A night letter is an unsigned leaflet distributed clandestinely.

Afghanistan[edit]

A Taliban "night letter" discouraging cooperation with foreign forces.

Night letters have been a tactic employed by the Taliban and other extremist groups in Afghanistan to intimidate supporters of secular government and education.[1]

Iran[edit]

Main article: Shabnameh

There is a history of shabnameh ("night letters") in Iran. Shabnameh were widely distributed in the 20th century in Iran over the course of several revolutionary movements.

Israel[edit]

In the late 1970s, Israeli peace activists belonging to the Shelly Party, a small left-wing party then holding two seats in the Knesset, distributed numerous such night letters in the postboxes of Tel-Aviv houses. The leaflets contained eye-witness testimonies on severe human rights violations committed by IDF soldiers in the Occupied Territories, whose publication was forbidden by the military censorship. The leaflets were unsigned and at the time the party denied any connection with them. Only many years later did Uri Avnery, at the time Knesset member for Shelly, admit to having composed the leaflets and organised their distribution, stating that this act was justified since the censorship had abused its power to withhold information from the public.

See also[edit]

References[edit]

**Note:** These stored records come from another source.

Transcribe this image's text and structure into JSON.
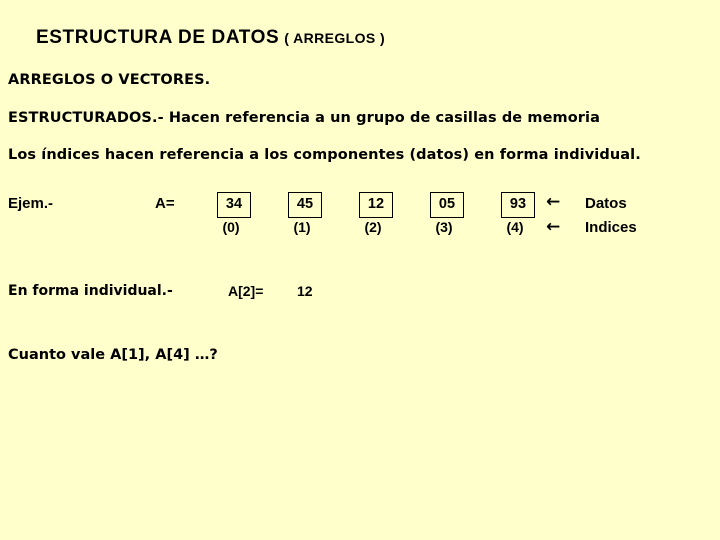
{
  "slide": {
    "background_color": "#ffffcc",
    "text_color": "#000000",
    "title_main": "ESTRUCTURA DE DATOS",
    "title_sub": "( ARREGLOS )",
    "body_lines": [
      "ARREGLOS O VECTORES.",
      "ESTRUCTURADOS.- Hacen referencia a un grupo de casillas de memoria",
      "Los índices hacen referencia a los componentes (datos) en forma individual."
    ],
    "example": {
      "label": "Ejem.-",
      "assignment": "A=",
      "cells": [
        {
          "value": "34",
          "index": "(0)"
        },
        {
          "value": "45",
          "index": "(1)"
        },
        {
          "value": "12",
          "index": "(2)"
        },
        {
          "value": "05",
          "index": "(3)"
        },
        {
          "value": "93",
          "index": "(4)"
        }
      ],
      "legend": {
        "datos_arrow": "←",
        "datos_label": "Datos",
        "indices_arrow": "←",
        "indices_label": "Indices"
      }
    },
    "individual": {
      "label": "En forma individual.-",
      "expression": "A[2]=",
      "value": "12"
    },
    "question": "Cuanto vale A[1], A[4] …?"
  }
}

  1. ^ Walsh, Declan (September 19, 2004). "'Night letters' from the Taliban threaten Afghan democracy". The Observer. Uruzgan, Afghanistan. 

See also[edit]